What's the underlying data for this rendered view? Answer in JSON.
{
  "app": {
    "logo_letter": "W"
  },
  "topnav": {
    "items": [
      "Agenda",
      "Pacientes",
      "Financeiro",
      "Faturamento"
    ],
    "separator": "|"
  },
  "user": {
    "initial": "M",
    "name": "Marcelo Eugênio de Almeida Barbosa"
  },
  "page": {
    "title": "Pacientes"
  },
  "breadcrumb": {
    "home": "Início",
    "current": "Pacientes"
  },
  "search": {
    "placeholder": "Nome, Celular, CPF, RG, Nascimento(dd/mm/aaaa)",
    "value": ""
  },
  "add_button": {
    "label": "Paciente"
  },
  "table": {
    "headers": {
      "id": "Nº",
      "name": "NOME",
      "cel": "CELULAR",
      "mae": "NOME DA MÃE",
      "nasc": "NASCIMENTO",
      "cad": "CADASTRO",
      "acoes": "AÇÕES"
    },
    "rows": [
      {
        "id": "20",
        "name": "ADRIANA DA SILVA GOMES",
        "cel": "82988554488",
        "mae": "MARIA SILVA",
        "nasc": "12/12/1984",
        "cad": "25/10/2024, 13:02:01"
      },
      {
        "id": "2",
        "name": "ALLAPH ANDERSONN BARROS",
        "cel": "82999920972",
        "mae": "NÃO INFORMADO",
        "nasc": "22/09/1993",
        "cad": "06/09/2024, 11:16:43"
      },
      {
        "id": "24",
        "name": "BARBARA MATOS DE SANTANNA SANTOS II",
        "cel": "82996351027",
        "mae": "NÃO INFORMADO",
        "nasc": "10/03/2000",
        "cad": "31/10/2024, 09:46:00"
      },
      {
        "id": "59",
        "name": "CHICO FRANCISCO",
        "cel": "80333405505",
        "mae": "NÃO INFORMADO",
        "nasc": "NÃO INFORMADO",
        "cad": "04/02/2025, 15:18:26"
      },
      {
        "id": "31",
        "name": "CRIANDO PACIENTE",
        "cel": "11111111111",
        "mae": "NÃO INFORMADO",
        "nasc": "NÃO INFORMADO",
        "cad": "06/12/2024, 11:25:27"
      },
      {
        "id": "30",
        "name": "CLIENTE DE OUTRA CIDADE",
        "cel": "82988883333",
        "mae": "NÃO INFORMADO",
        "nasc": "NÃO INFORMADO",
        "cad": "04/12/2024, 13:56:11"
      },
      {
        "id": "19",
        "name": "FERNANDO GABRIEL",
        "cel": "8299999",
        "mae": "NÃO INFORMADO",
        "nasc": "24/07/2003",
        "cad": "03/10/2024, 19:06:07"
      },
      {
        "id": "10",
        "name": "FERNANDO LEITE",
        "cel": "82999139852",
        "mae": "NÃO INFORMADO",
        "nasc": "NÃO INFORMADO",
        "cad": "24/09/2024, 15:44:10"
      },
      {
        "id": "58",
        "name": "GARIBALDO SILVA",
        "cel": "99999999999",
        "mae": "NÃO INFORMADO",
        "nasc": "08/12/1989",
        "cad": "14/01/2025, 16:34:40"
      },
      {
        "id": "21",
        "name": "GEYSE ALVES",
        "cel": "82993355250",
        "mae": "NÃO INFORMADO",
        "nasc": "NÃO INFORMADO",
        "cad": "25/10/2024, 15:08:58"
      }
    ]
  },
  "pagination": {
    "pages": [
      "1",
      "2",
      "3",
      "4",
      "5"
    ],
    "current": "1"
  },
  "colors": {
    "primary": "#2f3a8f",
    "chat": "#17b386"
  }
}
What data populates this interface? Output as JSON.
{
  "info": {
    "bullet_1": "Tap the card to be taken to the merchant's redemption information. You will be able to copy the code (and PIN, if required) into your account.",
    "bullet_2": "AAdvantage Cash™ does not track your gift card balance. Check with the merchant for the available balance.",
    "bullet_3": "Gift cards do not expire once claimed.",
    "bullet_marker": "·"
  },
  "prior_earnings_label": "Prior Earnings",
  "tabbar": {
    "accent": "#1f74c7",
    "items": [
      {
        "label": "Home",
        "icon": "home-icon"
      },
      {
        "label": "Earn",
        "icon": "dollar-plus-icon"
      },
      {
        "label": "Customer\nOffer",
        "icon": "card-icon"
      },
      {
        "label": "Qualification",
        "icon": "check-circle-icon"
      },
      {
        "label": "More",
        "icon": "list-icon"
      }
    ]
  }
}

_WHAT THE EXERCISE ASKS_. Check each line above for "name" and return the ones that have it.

_WRITTEN RESPONSE_.
    "name": "Marcelo Eugênio de Almeida Barbosa"
      "name": "NOME",
        "name": "ADRIANA DA SILVA GOMES",
        "name": "ALLAPH ANDERSONN BARROS",
        "name": "BARBARA MATOS DE SANTANNA SANTOS II",
        "name": "CHICO FRANCISCO",
        "name": "CRIANDO PACIENTE",
        "name": "CLIENTE DE OUTRA CIDADE",
        "name": "FERNANDO GABRIEL",
        "name": "FERNANDO LEITE",
        "name": "GARIBALDO SILVA",
        "name": "GEYSE ALVES",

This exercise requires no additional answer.